After 12 years, Danny has finally secured his own place in transitional housing.

After 12 years, Danny has finally secured his own place in transitional housing. Photo: Jason South

Sleeping rough, dossing in hostels and staying in dozens of Melbourne rooming houses — in 12 years of back and forth between prison and the streets Danny has unenviable experience of housing available to those who live on the margins.

But it may surprise some that his worst experiences were in the rooming houses — one had 12 beds in a room, another no cooking facilities or fire alarms and yet another was riddled with lice and bed bugs.   

You would never guess some are boarding houses, they just look like any other suburban home and get put into the wrong census category 

 ‘‘Many of the residents are either zombified or homicidal.  I can think of nothing good to say about those places,’’ says the 33-year-old, who did not want to use his last name.

New research from RMIT University shows the number of people living in rooming houses in Melbourne has soared about 230 per cent in the past five years, from 3700 in 2006 to 12,500 in 2010.

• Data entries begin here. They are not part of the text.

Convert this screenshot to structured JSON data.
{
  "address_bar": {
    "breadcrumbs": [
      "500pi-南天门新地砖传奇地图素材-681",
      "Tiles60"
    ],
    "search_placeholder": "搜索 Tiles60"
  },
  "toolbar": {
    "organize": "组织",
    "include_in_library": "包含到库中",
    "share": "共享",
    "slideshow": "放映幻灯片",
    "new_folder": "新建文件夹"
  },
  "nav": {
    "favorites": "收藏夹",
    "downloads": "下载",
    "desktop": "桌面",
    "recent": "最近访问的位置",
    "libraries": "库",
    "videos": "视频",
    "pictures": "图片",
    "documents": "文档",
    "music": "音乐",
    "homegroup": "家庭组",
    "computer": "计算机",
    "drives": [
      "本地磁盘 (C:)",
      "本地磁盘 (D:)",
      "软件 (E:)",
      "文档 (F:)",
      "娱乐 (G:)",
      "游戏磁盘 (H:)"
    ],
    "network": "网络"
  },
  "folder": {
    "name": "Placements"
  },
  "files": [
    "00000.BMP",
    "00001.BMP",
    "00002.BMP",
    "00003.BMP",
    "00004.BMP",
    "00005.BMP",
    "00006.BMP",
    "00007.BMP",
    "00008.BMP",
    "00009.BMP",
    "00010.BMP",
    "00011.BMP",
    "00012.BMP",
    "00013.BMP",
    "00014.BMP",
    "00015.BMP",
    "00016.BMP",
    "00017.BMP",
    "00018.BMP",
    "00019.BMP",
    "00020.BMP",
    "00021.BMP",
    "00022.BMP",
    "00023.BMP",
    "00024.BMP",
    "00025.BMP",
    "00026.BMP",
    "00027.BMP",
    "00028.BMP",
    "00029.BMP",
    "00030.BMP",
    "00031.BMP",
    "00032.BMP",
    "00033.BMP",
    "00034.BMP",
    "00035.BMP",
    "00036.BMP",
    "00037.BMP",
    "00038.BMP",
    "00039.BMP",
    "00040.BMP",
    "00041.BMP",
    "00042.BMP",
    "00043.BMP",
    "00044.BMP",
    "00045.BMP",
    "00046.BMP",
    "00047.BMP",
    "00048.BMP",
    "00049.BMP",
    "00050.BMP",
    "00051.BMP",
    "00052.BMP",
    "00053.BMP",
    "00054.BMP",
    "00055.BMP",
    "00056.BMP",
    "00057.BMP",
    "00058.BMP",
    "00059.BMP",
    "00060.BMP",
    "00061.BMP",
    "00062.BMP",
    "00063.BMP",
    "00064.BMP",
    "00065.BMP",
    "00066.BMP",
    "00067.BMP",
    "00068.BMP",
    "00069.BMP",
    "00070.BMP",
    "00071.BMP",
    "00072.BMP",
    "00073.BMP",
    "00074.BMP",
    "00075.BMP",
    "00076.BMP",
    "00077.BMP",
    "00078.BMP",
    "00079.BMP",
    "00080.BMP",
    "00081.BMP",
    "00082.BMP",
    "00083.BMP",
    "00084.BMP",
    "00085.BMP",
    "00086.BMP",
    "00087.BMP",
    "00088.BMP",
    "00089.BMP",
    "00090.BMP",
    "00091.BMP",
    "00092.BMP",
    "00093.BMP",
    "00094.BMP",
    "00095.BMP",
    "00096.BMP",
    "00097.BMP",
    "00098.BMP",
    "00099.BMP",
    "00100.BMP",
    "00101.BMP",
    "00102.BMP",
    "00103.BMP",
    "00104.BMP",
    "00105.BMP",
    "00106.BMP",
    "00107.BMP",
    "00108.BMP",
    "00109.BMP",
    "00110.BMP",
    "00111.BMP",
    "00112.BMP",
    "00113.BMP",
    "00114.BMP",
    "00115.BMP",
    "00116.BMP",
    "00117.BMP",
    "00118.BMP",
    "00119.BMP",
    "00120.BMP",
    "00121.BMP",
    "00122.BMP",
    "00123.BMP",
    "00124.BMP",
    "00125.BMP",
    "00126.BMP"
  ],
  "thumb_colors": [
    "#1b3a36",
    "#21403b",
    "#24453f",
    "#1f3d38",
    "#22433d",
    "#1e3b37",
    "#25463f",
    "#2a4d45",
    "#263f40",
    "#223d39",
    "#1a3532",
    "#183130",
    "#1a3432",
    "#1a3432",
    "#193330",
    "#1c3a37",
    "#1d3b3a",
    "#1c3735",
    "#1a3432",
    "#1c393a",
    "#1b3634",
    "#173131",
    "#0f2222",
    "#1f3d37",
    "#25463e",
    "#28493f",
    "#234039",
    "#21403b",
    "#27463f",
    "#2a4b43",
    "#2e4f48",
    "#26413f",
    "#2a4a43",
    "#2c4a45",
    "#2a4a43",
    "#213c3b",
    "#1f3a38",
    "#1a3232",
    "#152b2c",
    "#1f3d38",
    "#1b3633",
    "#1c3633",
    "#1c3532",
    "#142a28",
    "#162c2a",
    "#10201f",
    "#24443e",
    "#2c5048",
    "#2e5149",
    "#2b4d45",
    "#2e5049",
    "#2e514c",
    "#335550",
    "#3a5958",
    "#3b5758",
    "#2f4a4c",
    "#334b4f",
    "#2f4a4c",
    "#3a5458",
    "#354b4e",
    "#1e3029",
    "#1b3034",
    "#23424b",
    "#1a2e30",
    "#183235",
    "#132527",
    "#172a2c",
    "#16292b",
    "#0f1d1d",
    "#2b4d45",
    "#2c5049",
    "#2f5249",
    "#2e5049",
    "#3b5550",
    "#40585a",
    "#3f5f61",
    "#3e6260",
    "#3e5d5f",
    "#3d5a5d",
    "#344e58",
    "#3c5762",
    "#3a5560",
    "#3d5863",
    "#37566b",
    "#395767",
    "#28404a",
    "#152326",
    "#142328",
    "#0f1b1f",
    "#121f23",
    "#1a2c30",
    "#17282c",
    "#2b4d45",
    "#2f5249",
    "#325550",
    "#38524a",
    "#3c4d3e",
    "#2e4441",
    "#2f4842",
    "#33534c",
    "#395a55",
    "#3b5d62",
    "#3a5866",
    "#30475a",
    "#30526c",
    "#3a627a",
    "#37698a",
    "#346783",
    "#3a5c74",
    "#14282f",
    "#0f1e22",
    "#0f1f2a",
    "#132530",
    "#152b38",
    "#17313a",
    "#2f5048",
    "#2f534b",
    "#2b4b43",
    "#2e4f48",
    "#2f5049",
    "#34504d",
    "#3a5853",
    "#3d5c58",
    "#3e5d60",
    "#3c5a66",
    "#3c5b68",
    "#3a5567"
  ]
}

The number of rooming houses rose from an estimated 360 to 1450 in the same period.

Rooming houses have spread from inner Melbourne into the suburbs, and the profile of people living in them is changing — as mainstream rental prices creep upwards it puts the squeeze on those who previously managed to scrape by; families, aged pensioners and students.

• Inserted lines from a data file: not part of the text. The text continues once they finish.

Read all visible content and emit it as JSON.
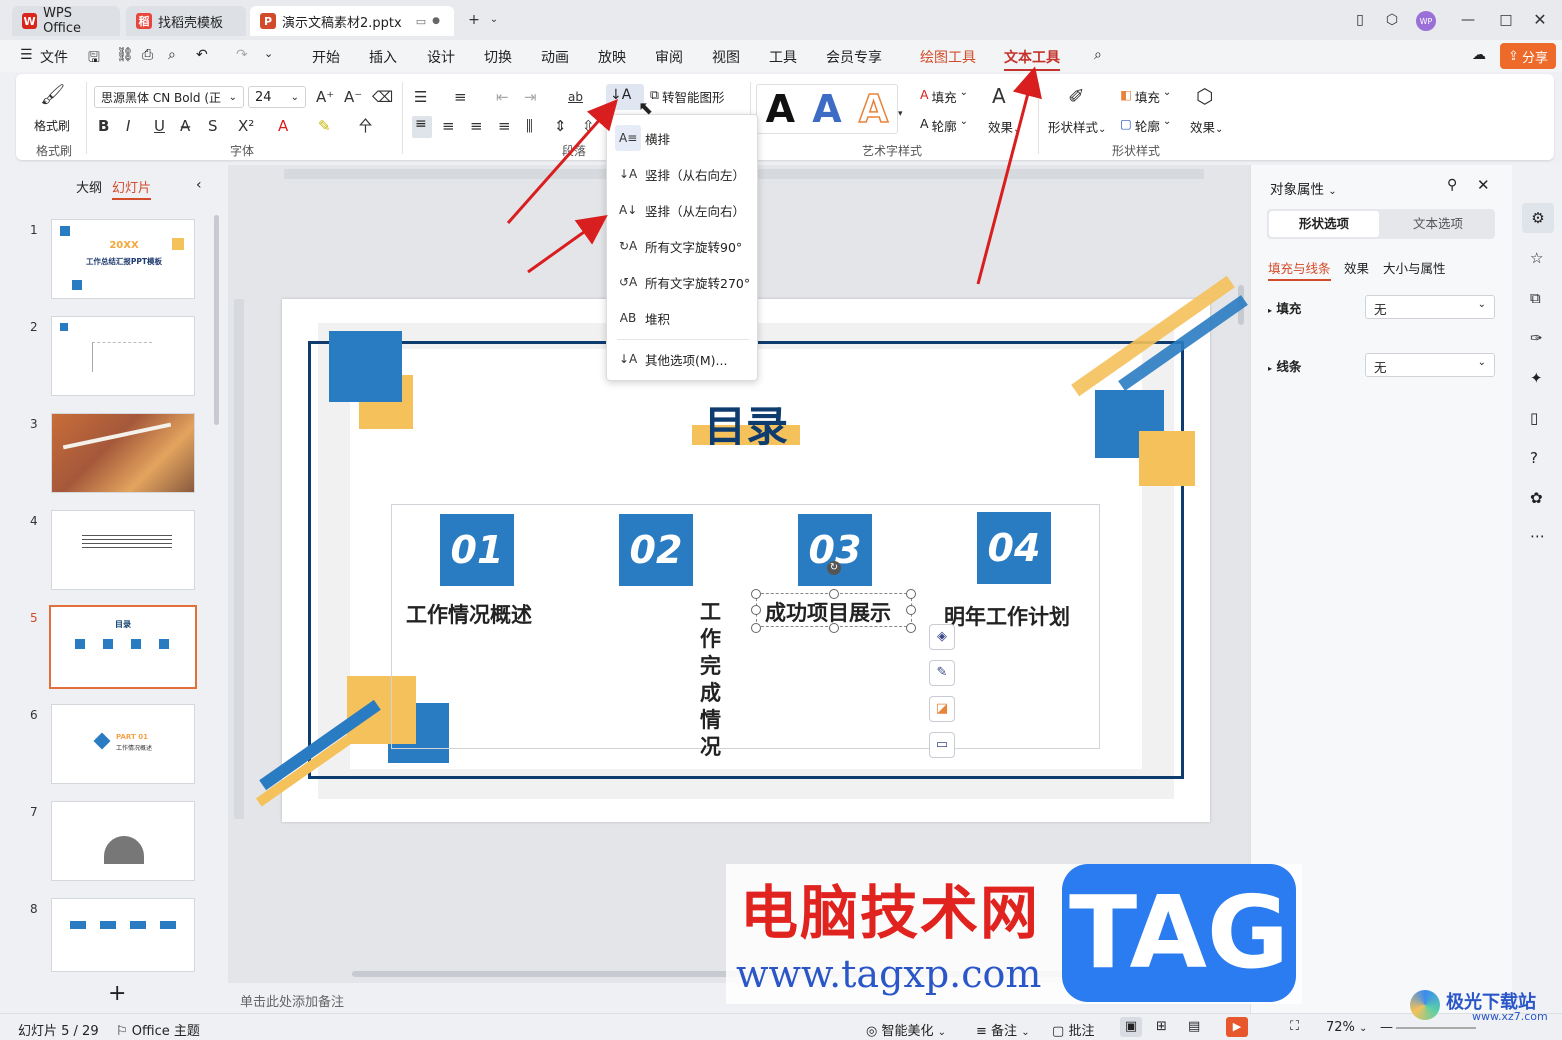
{
  "titlebar": {
    "app_tab": "WPS Office",
    "tab2": "找稻壳模板",
    "tab3": "演示文稿素材2.pptx",
    "avatar": "WP"
  },
  "menubar": {
    "file": "文件",
    "items": [
      "开始",
      "插入",
      "设计",
      "切换",
      "动画",
      "放映",
      "审阅",
      "视图",
      "工具",
      "会员专享"
    ],
    "drawing_tools": "绘图工具",
    "text_tools": "文本工具",
    "share": "分享"
  },
  "ribbon": {
    "format_painter": "格式刷",
    "format_painter_group": "格式刷",
    "font_name": "思源黑体 CN Bold (正",
    "font_size": "24",
    "font_group": "字体",
    "paragraph_group": "段落",
    "smart_shape": "转智能图形",
    "art_group": "艺术字样式",
    "text_fill": "填充",
    "text_outline": "轮廓",
    "text_effect": "效果",
    "shape_style": "形状样式",
    "shape_fill": "填充",
    "shape_outline": "轮廓",
    "shape_effect": "效果",
    "shape_group": "形状样式",
    "art_letter": "A"
  },
  "dropdown": {
    "items": [
      "横排",
      "竖排（从右向左）",
      "竖排（从左向右）",
      "所有文字旋转90°",
      "所有文字旋转270°",
      "堆积",
      "其他选项(M)..."
    ]
  },
  "leftpanel": {
    "tab_outline": "大纲",
    "tab_slides": "幻灯片",
    "slide_numbers": [
      "1",
      "2",
      "3",
      "4",
      "5",
      "6",
      "7",
      "8"
    ],
    "thumb1_title": "20XX",
    "thumb1_sub": "工作总结汇报PPT模板",
    "thumb5_title": "目录",
    "thumb6_part": "PART 01",
    "thumb6_sub": "工作情况概述",
    "add": "+"
  },
  "slide": {
    "title": "目录",
    "items": [
      {
        "num": "01",
        "text": "工作情况概述"
      },
      {
        "num": "02",
        "text": "工作完成情况"
      },
      {
        "num": "03",
        "text": "成功项目展示"
      },
      {
        "num": "04",
        "text": "明年工作计划"
      }
    ]
  },
  "notes_placeholder": "单击此处添加备注",
  "rightpanel": {
    "title": "对象属性",
    "tab_shape": "形状选项",
    "tab_text": "文本选项",
    "sub_fill_line": "填充与线条",
    "sub_effect": "效果",
    "sub_size": "大小与属性",
    "fill_label": "填充",
    "fill_value": "无",
    "line_label": "线条",
    "line_value": "无"
  },
  "statusbar": {
    "slide_count": "幻灯片 5 / 29",
    "theme": "Office 主题",
    "beautify": "智能美化",
    "notes": "备注",
    "comments": "批注",
    "zoom": "72%"
  },
  "watermark": {
    "cn": "电脑技术网",
    "url": "www.tagxp.com",
    "tag": "TAG",
    "corner": "极光下载站",
    "corner_url": "www.xz7.com"
  },
  "colors": {
    "accent_blue": "#2a7cc2",
    "accent_yellow": "#f5c15a",
    "dark_navy": "#0f3c6e",
    "arrow_red": "#d81e1e"
  }
}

RMIT’s Professor Chris Chamberlain, who will release his study at the university’s inaugural Homelessness Research Conference tomorrow, said the largest growth in rooming houses were in the western suburbs and middle-ring Eastern suburbs.

The census area of western Melbourne, which includes Maribyrnong and Essendon, went from 36 rooming houses in 2006 to 339 in 2011, while the Eastern middle census area of Melbourne, which includes Whitehorse, and Monash, went from 37 to 361.

The data was compiled from lists kept by local councils and 250 field visits to rooming houses, which Professor Chamberlain said was a more reliable method than that used by the federal government, which relies on census collectors being able to recognise rooming houses.

‘‘You would never guess some are boarding houses, they just look like any other suburban home and get put into the wrong census category,’’ says Professor Chamberlain.  

The huge increase in rooming houses tallies with what support workers on the ground had been saying for years, said Homeground Services head Stephen Nash.

‘‘One of the problems is that homelessness is largely invisible in Melbourne — you have normal family homes built for one family that house three or four families,’’ he said.

Danny has had his own flat for six weeks, found through a program called Melbourne Streets to Home, run by Homeground, the Salvation Army and the Royal District Nursing.

But after years of sleeping rough and ‘‘living like a turtle with my stuff on my back’’ he finds it strange to adjust to a fixed address: ‘‘It’s still only just sinking in that this is my place,’’ he says.

ROOMING HOUSE INCREASES, BY AREA:
From 2006 to 2011
Inner Melbourne — 146 to 188
Western Melbourne — 36 to 339
Moreland — 16 to 64
Northern middle Melbourne — 14 to 90
Eastern middle Melbourne — 37 to 361
Southern Melbourne — 18 to 73
Frankston City — 7 to 50
SOURCE: Counting Boarding Houses, RMIT.

twitter This reporter is on Twitter @perkinsmiki

twitter Follow The Age on Twitter @The Age